References 1. Botden SM, Jakimowicz JJ. What is going on in augmented reality simulation in laparoscopic surgery? Surg Endosc. 2009 Aug;23(8):1693-700. 2. Moglia A, Ferrari V, Morelli L, Ferrari M, Mosca F, Cuschieri A. A Systematic Review of Virtual Reality Simulators for Robot-assisted Surgery. Eur Urol. 2016 Jun;69(6):1065-80. 3. Piromchai P, Avery A, Laopaiboon M, Kennedy G, O'Leary S. Virtual reality training for improving the skills needed for performing surgery of the ear, nose or throat. Cochrane Database Syst Rev. 2015 Sep 9;(9):CD010198. doi(9):CD010198. 4. Davis CR, Rosenfield LK. Looking at plastic surgery through Google Glass: part 1. Systematic review of Google Glass evidence and the first plastic surgical procedures. Plast Reconstr Surg. 2015 Mar;135(3):918-28. 5. Tepper OM, Rudy HL, Lefkowitz A, Weimer KA, Marks SM, Stern CS, et al. Mixed Reality with HoloLens: Where Virtual Reality Meets Augmented Reality in the Operating Room. Plast Reconstr Surg. 2017 Nov;140(5):1066-70. 6. Sinkin JC, Rahman OF, Nahabedian MY. Google Glass in the Operating Room: The Plastic Surgeon's Perspective. Plast Reconstr Surg. 2016 Jul;138(1):298-302. 7. Thomas RG, John NW, Delieu JM. Augmented reality for anatomical education. J Vis Commun Med. 2010 Mar;33(1):6-15. 8. Abernethy B, Poolton JM, Masters RS, Patil NG. Implications of an expertise model for surgical skills training. ANZ J Surg. 2008 Dec;78(12):1092-5. 9. Kugelmann D, Stratmann L, Nuhlen N, Bork F, Hoffmann S, Samarbarksh G, et al. An Augmented Reality magic mirror as additive teaching device for gross anatomy. Ann Anat. 2018 Jan;215:71-7. 10. Ma M, Fallavollita P, Seelbach I, Von Der Heide AM, Euler E, Waschke J, et al. Personalized augmented reality for anatomy education. Clin Anat. 2016 May;29(4):446-53. 11. Wang LL, Wu HH, Bilici N, Tenney-Soeiro R. Gunner Goggles: Implementing Augmented Reality into Medical Education. Stud Health Technol Inform. 2016;220:446-9. 12. Harrington CM, Kavanagh DO, Wright Ballester G, Wright Ballester A, Dicker P, Traynor O, et al. 360 degrees Operative Videos: A Randomised Cross-Over Study Evaluating Attentiveness and Information Retention. J Surg Educ. 2017 Nov 6. 13. Kamphuis C, Barsom E, Schijven M, Christoph N. Augmented reality in medical education? Perspect Med Educ. 2014 Sep;3(4):300-11. 14. Bienstock JL, Edgar L, McAlister R. Obstetrics and gynecology milestones. J Grad Med Educ. 2014 Mar;6(1 Suppl 1):126-8. 15. Accreditation Council for Graduate Medical Education. Female Pelvic Medicine and Reconstructive Surgery Milestone Project [Internet].; 2013 [cited 1/17/2018]. Available from: https://www.acgme.org/Portals/0/PDFs/Milestones/FemalePelvicMedicineandReconstructiveSurgeryMilestones.pdf?ver=2016-04-04-143644-683. 16. Shanedling J, Van Heest A, Rodriguez M, Putnam M, Agel J. Validation of an online assessment of orthopedic surgery residents' cognitive skills and preparedness for carpal tunnel release surgery. J Grad Med Educ. 2010 Sep;2(3):435-41.

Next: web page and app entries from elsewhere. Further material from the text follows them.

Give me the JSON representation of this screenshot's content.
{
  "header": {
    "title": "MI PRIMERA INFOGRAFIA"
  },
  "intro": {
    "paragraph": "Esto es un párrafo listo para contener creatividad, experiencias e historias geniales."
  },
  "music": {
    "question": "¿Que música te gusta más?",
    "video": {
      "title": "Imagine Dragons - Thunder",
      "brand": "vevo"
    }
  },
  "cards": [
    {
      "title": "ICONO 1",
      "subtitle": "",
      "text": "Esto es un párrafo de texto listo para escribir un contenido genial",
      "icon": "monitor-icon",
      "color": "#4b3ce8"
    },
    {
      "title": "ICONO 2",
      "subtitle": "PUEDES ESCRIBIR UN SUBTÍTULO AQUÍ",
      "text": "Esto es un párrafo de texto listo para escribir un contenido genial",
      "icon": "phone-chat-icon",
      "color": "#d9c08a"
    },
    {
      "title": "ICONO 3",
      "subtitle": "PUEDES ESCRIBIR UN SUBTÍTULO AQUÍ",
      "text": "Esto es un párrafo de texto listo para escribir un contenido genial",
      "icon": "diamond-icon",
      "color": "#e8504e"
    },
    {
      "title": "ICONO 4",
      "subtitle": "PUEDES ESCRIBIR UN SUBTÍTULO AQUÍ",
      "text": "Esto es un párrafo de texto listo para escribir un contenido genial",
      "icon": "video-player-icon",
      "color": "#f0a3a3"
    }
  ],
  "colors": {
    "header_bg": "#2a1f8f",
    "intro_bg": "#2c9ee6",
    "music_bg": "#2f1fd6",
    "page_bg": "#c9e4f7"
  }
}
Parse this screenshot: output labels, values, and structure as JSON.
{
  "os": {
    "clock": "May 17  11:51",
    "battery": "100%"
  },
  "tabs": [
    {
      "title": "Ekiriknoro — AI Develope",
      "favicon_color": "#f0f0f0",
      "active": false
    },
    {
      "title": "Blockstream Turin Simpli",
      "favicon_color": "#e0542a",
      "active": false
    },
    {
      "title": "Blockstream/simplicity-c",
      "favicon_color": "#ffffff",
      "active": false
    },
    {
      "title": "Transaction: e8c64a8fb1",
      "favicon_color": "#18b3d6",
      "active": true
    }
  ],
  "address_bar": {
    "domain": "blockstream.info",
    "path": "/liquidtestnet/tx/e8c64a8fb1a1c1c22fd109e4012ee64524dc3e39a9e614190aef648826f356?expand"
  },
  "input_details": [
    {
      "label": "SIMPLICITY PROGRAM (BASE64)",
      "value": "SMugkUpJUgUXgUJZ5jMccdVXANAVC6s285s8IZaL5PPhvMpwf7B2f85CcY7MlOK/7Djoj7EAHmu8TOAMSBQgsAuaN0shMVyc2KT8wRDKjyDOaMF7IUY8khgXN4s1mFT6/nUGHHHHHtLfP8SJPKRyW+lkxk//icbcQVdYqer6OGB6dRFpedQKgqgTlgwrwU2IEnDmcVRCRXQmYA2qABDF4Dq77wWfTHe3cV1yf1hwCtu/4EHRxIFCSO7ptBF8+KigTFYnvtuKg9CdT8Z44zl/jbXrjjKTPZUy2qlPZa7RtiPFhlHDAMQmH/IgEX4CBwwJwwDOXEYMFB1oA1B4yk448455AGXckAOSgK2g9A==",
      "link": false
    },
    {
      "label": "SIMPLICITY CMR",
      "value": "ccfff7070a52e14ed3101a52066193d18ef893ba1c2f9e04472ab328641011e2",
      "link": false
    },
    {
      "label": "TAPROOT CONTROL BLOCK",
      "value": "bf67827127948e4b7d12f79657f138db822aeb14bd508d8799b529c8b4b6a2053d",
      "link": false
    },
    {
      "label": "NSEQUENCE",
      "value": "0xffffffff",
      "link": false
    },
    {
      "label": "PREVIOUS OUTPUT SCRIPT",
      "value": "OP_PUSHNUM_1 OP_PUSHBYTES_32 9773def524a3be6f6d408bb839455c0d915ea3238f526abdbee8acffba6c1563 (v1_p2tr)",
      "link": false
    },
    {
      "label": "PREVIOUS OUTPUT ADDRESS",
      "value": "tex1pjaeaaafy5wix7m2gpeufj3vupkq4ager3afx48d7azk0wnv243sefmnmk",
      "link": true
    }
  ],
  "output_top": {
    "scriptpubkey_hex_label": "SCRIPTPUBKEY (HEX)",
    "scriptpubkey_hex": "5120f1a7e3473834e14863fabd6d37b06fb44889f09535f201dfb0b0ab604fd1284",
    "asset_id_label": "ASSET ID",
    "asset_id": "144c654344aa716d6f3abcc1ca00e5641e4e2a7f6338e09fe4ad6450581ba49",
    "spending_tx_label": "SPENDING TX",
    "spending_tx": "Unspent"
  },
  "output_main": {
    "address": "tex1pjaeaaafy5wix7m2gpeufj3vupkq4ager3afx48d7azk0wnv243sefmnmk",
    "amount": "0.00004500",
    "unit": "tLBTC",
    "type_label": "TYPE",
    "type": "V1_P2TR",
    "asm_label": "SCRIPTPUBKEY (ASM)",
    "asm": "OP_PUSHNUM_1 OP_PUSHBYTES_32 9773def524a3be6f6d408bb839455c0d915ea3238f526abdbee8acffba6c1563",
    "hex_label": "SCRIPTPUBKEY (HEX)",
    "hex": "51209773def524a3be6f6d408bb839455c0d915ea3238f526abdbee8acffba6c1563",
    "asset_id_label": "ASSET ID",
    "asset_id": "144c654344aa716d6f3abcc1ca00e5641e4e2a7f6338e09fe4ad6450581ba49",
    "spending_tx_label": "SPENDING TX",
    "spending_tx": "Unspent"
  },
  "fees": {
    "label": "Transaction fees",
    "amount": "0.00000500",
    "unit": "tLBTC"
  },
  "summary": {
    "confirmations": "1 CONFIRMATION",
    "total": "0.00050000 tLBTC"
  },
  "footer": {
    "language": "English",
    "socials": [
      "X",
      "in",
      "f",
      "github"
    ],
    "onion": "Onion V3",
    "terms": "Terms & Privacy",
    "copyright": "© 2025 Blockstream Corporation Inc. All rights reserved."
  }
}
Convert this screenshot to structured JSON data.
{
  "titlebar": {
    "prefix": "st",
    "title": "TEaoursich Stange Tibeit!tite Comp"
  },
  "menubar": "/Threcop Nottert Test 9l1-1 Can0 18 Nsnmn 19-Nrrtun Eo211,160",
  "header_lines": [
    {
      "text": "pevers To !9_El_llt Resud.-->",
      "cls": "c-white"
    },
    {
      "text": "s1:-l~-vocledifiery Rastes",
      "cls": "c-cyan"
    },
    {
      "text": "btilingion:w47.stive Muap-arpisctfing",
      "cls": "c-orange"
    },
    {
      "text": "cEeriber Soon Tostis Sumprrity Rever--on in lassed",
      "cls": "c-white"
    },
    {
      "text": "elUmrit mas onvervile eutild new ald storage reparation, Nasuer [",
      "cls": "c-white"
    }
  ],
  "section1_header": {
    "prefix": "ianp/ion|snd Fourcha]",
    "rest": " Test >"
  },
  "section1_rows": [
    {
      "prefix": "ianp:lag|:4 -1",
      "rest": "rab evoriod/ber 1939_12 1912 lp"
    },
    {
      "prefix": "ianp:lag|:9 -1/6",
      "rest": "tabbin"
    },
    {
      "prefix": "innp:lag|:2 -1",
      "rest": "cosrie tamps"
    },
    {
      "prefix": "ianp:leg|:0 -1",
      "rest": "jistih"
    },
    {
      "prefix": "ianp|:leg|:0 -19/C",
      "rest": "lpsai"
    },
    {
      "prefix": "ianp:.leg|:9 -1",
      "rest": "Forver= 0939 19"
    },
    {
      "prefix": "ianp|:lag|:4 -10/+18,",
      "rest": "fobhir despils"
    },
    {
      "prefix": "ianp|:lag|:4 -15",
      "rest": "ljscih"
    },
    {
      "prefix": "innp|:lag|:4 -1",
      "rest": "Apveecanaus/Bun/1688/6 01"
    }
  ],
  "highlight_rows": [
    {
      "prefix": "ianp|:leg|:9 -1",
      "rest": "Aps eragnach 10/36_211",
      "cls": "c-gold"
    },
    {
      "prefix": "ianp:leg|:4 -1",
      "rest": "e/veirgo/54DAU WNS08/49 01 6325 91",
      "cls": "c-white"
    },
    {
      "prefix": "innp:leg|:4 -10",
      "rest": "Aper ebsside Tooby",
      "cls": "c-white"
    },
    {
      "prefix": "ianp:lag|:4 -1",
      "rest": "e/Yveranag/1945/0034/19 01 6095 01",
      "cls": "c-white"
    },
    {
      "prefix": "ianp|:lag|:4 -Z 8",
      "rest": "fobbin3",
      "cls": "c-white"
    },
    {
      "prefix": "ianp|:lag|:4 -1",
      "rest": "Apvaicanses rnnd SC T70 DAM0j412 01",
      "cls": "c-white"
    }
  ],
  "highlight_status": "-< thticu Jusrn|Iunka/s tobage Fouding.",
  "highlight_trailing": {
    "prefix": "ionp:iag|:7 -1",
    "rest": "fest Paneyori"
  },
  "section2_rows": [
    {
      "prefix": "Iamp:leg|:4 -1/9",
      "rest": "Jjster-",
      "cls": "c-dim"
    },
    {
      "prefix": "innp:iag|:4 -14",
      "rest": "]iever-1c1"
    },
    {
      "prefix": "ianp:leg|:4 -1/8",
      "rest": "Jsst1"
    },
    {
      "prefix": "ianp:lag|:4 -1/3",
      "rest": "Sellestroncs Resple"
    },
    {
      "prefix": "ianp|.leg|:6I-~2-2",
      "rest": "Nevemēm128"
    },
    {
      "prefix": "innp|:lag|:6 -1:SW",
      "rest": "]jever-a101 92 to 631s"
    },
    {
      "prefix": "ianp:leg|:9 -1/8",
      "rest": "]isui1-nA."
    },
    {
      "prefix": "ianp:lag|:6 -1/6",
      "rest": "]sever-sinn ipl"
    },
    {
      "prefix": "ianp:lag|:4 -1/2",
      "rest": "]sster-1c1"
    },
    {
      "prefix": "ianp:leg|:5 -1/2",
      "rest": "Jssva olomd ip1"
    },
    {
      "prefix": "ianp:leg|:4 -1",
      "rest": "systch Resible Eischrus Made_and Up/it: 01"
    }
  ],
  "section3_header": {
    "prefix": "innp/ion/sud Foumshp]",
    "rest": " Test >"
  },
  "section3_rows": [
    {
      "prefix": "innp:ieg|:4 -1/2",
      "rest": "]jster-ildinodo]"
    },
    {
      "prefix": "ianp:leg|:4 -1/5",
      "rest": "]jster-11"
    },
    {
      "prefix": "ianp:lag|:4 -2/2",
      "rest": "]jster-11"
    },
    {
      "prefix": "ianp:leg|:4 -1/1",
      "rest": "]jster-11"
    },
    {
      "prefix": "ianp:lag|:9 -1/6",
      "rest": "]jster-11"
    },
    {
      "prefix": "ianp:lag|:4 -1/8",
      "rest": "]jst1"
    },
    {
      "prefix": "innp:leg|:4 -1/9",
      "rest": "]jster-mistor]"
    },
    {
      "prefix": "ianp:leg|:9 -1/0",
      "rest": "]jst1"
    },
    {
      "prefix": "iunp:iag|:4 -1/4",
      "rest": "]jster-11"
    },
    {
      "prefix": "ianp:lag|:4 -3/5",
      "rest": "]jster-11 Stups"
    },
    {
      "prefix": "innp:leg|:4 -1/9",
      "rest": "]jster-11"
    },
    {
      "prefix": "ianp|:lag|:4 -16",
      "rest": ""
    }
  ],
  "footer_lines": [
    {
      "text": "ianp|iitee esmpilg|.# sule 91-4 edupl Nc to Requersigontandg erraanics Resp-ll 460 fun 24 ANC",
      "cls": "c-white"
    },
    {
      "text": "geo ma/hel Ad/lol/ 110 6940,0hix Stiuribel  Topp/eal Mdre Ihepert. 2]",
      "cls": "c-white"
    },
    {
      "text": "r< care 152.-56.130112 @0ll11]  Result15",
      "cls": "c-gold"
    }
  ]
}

Rights

© The Author(s)

Is Part Of

VCU Medical Education Symposium

Share

COinS